2005-07-13 Thread R.A. Hettinga
At 12:26 PM -0400 7/13/05, Perry E. Metzger wrote: Why do banks not collect simple biometric information like photographs of their customers yet? Some do. Cambridge Trust puts your picture on the back of your VISA card, for instance. They have for more than a decade, maybe even two. Cheers, RAH

Re: ID theft -- so what?

2005-07-13 Thread Derek Atkins
Quoting Perry E. Metzger [EMAIL PROTECTED]: So, rephrasing, the problem is not that secret information isn't a fine way to establish trust -- it is the pretense that SSNs, your mom's birth name or even credit card numbers can be kept secret. Identifying information cannot be kept secret.

Re: ID theft -- so what?

2005-07-13 Thread Matthew Byng-Maddick
On Wed, Jul 13, 2005 at 12:15:48PM -0400, Perry E. Metzger wrote: John Denker [EMAIL PROTECTED] writes: My point here is that knowing who I am shouldn't be a crime, nor should it contribute to enabling any crime. Suppose you know who I am. Suppose you know my date of birth, social security

Re: mother's maiden names...

2005-07-13 Thread Dan Kaminsky
A quick question to anyone who might be in the banking industry. Why do banks not collect simple biometric information like photographs of their customers yet? Bank Of America put my photo on my ATM card back in '97. They're shipping me a new one right now, so I assume they kept it in

[Clips] As Identity Theft Moves Online, Crime Rings Mimic Big Business

2005-07-13 Thread R.A. Hettinga
--- begin forwarded text Delivered-To: [EMAIL PROTECTED] Date: Wed, 13 Jul 2005 12:54:49 -0400 To: Philodox Clips List [EMAIL PROTECTED] From: R.A. Hettinga [EMAIL PROTECTED] Subject: [Clips] As Identity Theft Moves Online, Crime Rings Mimic Big Business Reply-To: [EMAIL

Re: Attack on Brands blind signature

2005-07-13 Thread Christian Paquin
cypherpunk wrote: eprint.iacr.org/2005/186 is an attack by Xuesheng Zhong on several blind signature schemes, including one widely discussed on the Cypherpunks mailing list back in the 1990s by Stefan Brands. The paper seems to show that it is possible for the bank/mint to recognize blind

Re: ID theft -- so what?

2005-07-13 Thread John Denker
On 07/13/05 12:15, Perry E. Metzger wrote: However, I would like to make one small subtle point. ... the use of widely known pieces of information about someone to identify them. Yes, there are annoying terminology issues here. In the _Handbook of Applied Cryptography_ (_HAC_) -- on page

Re: ID theft -- so what?

2005-07-13 Thread Dan Kaminsky
This is yet more reason why I propose that you authorize transactions with public keys and not with the use of identity information. The identity information is widely available and passes through too many hands to be considered secret in any way, but a key on a token never will pass through

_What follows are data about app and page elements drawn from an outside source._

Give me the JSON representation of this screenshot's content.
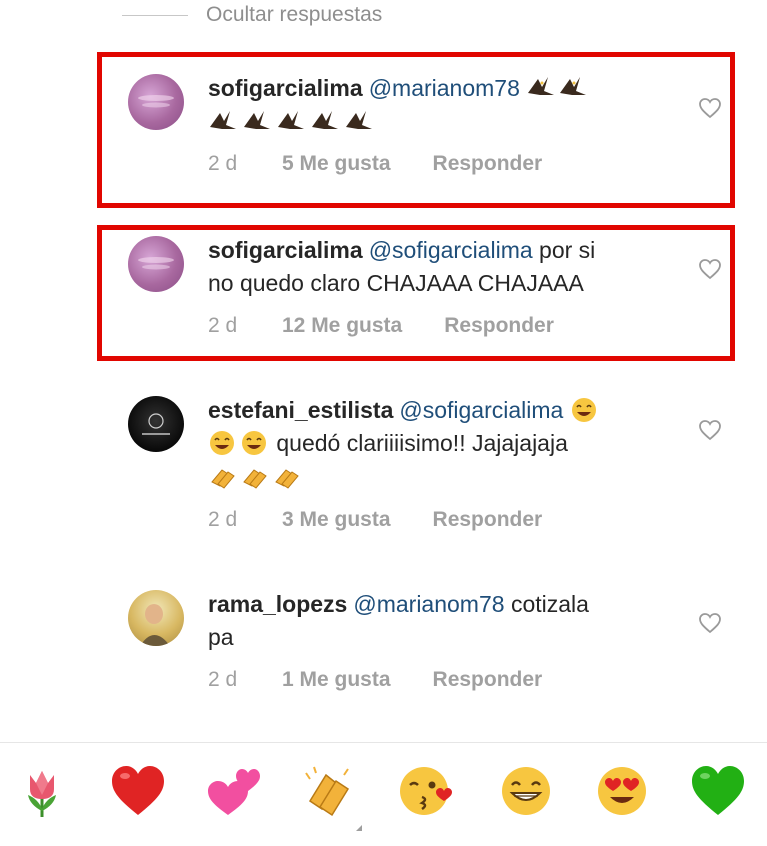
{
  "thread": {
    "hide_replies": "Ocultar respuestas"
  },
  "comments": [
    {
      "username": "sofigarcialima",
      "mention": "@marianom78",
      "text": "",
      "line2": "",
      "age": "2 d",
      "likes": "5 Me gusta",
      "reply": "Responder",
      "avatar": "avatar-purple",
      "highlighted": true
    },
    {
      "username": "sofigarcialima",
      "mention": "@sofigarcialima",
      "text": "por si",
      "line2": "no quedo claro CHAJAAA CHAJAAA",
      "age": "2 d",
      "likes": "12 Me gusta",
      "reply": "Responder",
      "avatar": "avatar-purple",
      "highlighted": true
    },
    {
      "username": "estefani_estilista",
      "mention": "@sofigarcialima",
      "text": "",
      "line2": "quedó clariiiisimo!! Jajajajaja",
      "age": "2 d",
      "likes": "3 Me gusta",
      "reply": "Responder",
      "avatar": "avatar-black",
      "highlighted": false
    },
    {
      "username": "rama_lopezs",
      "mention": "@marianom78",
      "text": "cotizala",
      "line2": "pa",
      "age": "2 d",
      "likes": "1 Me gusta",
      "reply": "Responder",
      "avatar": "avatar-yellow",
      "highlighted": false
    }
  ],
  "emoji_bar": [
    "tulip",
    "red-heart",
    "two-hearts",
    "clapping-hands",
    "face-blowing-kiss",
    "grinning-face",
    "heart-eyes-face",
    "green-heart"
  ],
  "colors": {
    "highlight": "#e10600",
    "mention": "#1f4e79",
    "meta": "#a0a0a0"
  }
}
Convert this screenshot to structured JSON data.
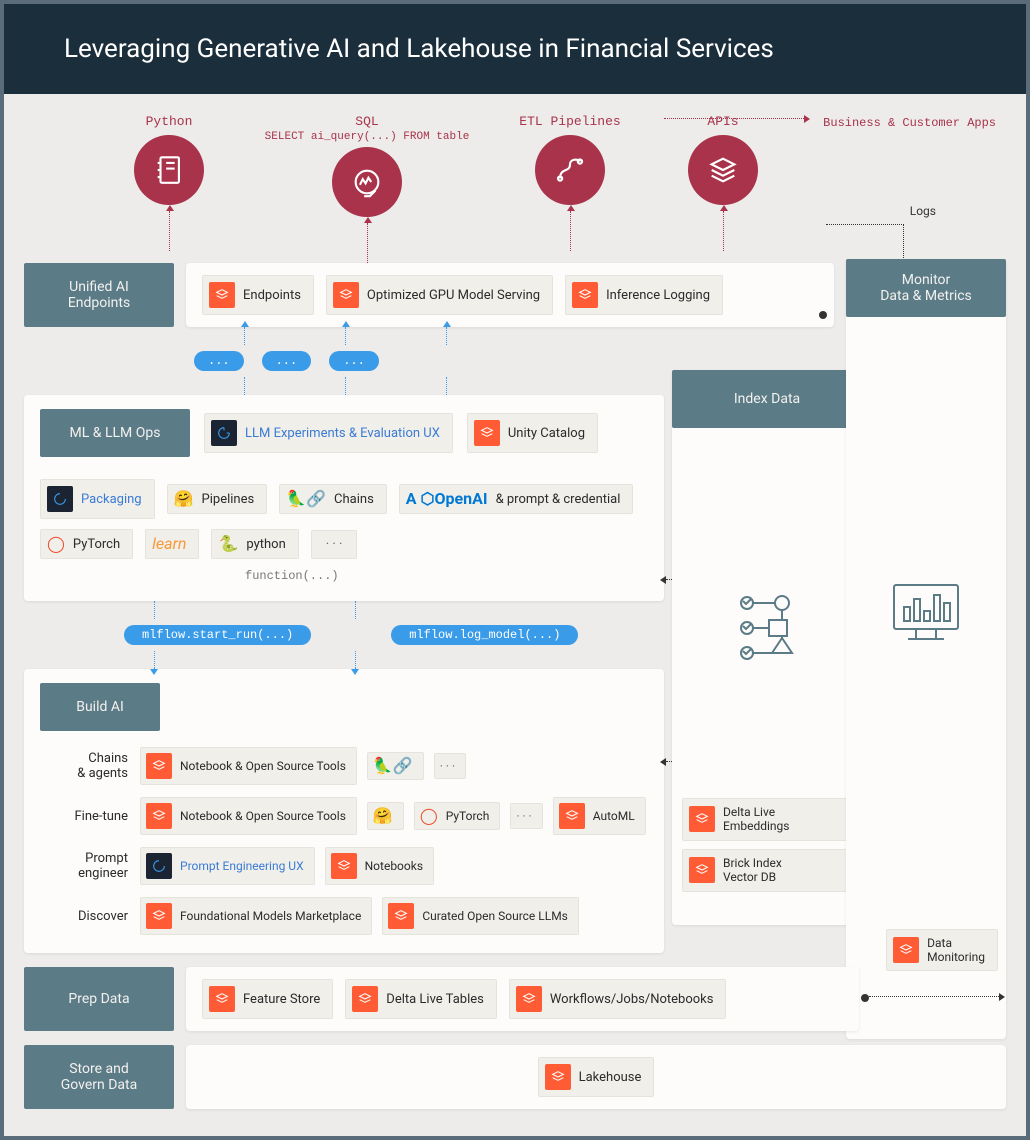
{
  "header": {
    "title": "Leveraging Generative AI and Lakehouse in Financial Services"
  },
  "access": {
    "python": "Python",
    "sql": "SQL",
    "sql_sub": "SELECT ai_query(...) FROM table",
    "etl": "ETL Pipelines",
    "apis": "APIs",
    "biz": "Business & Customer Apps",
    "logs": "Logs"
  },
  "sections": {
    "unified": {
      "label": "Unified AI\nEndpoints",
      "chips": [
        "Endpoints",
        "Optimized GPU Model Serving",
        "Inference Logging"
      ]
    },
    "mlops": {
      "label": "ML & LLM Ops",
      "top_chips": {
        "llm_ux": "LLM Experiments & Evaluation UX",
        "unity": "Unity Catalog"
      },
      "row1": {
        "packaging": "Packaging",
        "pipelines": "Pipelines",
        "chains": "Chains",
        "openai": "& prompt & credential"
      },
      "row2": {
        "pytorch": "PyTorch",
        "learn": "learn",
        "python": "python",
        "dots": "· · ·"
      },
      "func": "function(...)"
    },
    "blue_pills_top": [
      "...",
      "...",
      "..."
    ],
    "blue_pills_mid": [
      "mlflow.start_run(...)",
      "mlflow.log_model(...)"
    ],
    "build": {
      "label": "Build AI",
      "rows": {
        "chains": {
          "label": "Chains\n& agents",
          "chips": [
            "Notebook & Open Source Tools"
          ]
        },
        "finetune": {
          "label": "Fine-tune",
          "chips": [
            "Notebook & Open Source Tools",
            "PyTorch",
            "· · ·",
            "AutoML"
          ]
        },
        "prompt": {
          "label": "Prompt\nengineer",
          "chips": [
            "Prompt Engineering UX",
            "Notebooks"
          ]
        },
        "discover": {
          "label": "Discover",
          "chips": [
            "Foundational Models Marketplace",
            "Curated Open Source LLMs"
          ]
        }
      }
    },
    "index": {
      "label": "Index Data",
      "chips": [
        "Delta Live\nEmbeddings",
        "Brick Index\nVector DB"
      ]
    },
    "monitor": {
      "label": "Monitor\nData & Metrics",
      "chip": "Data\nMonitoring"
    },
    "prep": {
      "label": "Prep Data",
      "chips": [
        "Feature Store",
        "Delta Live Tables",
        "Workflows/Jobs/Notebooks"
      ]
    },
    "store": {
      "label": "Store and\nGovern Data",
      "chip": "Lakehouse"
    }
  }
}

Re: ID theft -- so what?

2005-07-13 Thread Perry E. Metzger
Dan Kaminsky [EMAIL PROTECTED] writes: This is yet more reason why I propose that you authorize transactions with public keys and not with the use of identity information. The identity information is widely available and passes through too many hands to be considered secret in any way, but a key